» **REQUIREMENT**
Restating the data exactly is the whole task.

** Opening RECORD EXTRACTS block **

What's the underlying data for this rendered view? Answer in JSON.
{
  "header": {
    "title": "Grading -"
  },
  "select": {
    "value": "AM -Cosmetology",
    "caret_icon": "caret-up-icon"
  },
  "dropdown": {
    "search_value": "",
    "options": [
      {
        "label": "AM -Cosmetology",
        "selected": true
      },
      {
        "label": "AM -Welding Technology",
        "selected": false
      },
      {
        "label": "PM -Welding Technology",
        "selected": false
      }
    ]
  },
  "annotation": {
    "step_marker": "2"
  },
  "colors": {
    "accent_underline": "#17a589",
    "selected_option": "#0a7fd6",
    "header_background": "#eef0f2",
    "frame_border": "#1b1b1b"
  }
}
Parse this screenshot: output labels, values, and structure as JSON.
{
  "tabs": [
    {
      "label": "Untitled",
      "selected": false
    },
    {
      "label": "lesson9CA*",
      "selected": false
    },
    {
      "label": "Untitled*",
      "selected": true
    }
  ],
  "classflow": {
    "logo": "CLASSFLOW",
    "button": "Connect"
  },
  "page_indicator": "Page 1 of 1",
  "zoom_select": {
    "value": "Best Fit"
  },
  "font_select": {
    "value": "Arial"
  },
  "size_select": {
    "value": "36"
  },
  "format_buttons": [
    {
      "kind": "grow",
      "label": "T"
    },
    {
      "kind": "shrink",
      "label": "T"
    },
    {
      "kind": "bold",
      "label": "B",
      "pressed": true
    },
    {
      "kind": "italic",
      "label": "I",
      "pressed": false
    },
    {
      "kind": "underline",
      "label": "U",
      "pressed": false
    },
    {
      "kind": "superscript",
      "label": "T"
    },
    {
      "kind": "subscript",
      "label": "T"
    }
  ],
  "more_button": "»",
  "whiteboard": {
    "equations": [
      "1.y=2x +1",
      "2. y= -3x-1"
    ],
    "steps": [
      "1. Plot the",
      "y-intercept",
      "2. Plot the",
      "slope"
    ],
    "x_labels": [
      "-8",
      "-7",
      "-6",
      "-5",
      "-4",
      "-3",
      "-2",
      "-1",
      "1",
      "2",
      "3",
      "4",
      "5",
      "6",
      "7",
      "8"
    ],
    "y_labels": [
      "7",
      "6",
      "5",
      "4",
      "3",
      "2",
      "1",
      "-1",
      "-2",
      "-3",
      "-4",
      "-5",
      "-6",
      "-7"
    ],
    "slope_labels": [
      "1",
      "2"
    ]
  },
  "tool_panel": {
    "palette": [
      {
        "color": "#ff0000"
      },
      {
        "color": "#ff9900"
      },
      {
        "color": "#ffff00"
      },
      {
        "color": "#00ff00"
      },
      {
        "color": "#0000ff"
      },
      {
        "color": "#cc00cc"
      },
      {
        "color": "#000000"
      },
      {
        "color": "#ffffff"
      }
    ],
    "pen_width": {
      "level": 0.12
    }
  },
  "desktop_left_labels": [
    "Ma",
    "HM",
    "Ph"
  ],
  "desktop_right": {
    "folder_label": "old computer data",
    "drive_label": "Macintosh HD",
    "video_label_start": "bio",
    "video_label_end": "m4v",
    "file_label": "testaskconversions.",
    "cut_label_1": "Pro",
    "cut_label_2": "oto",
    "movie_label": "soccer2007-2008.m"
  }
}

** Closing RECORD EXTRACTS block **

» **RESPONSE AREA**
What's the underlying data for this rendered view? Answer in JSON.
{
  "header": {
    "title": "Grading -"
  },
  "select": {
    "value": "AM -Cosmetology",
    "caret_icon": "caret-up-icon"
  },
  "dropdown": {
    "search_value": "",
    "options": [
      {
        "label": "AM -Cosmetology",
        "selected": true
      },
      {
        "label": "AM -Welding Technology",
        "selected": false
      },
      {
        "label": "PM -Welding Technology",
        "selected": false
      }
    ]
  },
  "annotation": {
    "step_marker": "2"
  },
  "colors": {
    "accent_underline": "#17a589",
    "selected_option": "#0a7fd6",
    "header_background": "#eef0f2",
    "frame_border": "#1b1b1b"
  }
}
Parse this screenshot: output labels, values, and structure as JSON.
{
  "tabs": [
    {
      "label": "Untitled",
      "selected": false
    },
    {
      "label": "lesson9CA*",
      "selected": false
    },
    {
      "label": "Untitled*",
      "selected": true
    }
  ],
  "classflow": {
    "logo": "CLASSFLOW",
    "button": "Connect"
  },
  "page_indicator": "Page 1 of 1",
  "zoom_select": {
    "value": "Best Fit"
  },
  "font_select": {
    "value": "Arial"
  },
  "size_select": {
    "value": "36"
  },
  "format_buttons": [
    {
      "kind": "grow",
      "label": "T"
    },
    {
      "kind": "shrink",
      "label": "T"
    },
    {
      "kind": "bold",
      "label": "B",
      "pressed": true
    },
    {
      "kind": "italic",
      "label": "I",
      "pressed": false
    },
    {
      "kind": "underline",
      "label": "U",
      "pressed": false
    },
    {
      "kind": "superscript",
      "label": "T"
    },
    {
      "kind": "subscript",
      "label": "T"
    }
  ],
  "more_button": "»",
  "whiteboard": {
    "equations": [
      "1.y=2x +1",
      "2. y= -3x-1"
    ],
    "steps": [
      "1. Plot the",
      "y-intercept",
      "2. Plot the",
      "slope"
    ],
    "x_labels": [
      "-8",
      "-7",
      "-6",
      "-5",
      "-4",
      "-3",
      "-2",
      "-1",
      "1",
      "2",
      "3",
      "4",
      "5",
      "6",
      "7",
      "8"
    ],
    "y_labels": [
      "7",
      "6",
      "5",
      "4",
      "3",
      "2",
      "1",
      "-1",
      "-2",
      "-3",
      "-4",
      "-5",
      "-6",
      "-7"
    ],
    "slope_labels": [
      "1",
      "2"
    ]
  },
  "tool_panel": {
    "palette": [
      {
        "color": "#ff0000"
      },
      {
        "color": "#ff9900"
      },
      {
        "color": "#ffff00"
      },
      {
        "color": "#00ff00"
      },
      {
        "color": "#0000ff"
      },
      {
        "color": "#cc00cc"
      },
      {
        "color": "#000000"
      },
      {
        "color": "#ffffff"
      }
    ],
    "pen_width": {
      "level": 0.12
    }
  },
  "desktop_left_labels": [
    "Ma",
    "HM",
    "Ph"
  ],
  "desktop_right": {
    "folder_label": "old computer data",
    "drive_label": "Macintosh HD",
    "video_label_start": "bio",
    "video_label_end": "m4v",
    "file_label": "testaskconversions.",
    "cut_label_1": "Pro",
    "cut_label_2": "oto",
    "movie_label": "soccer2007-2008.m"
  }
}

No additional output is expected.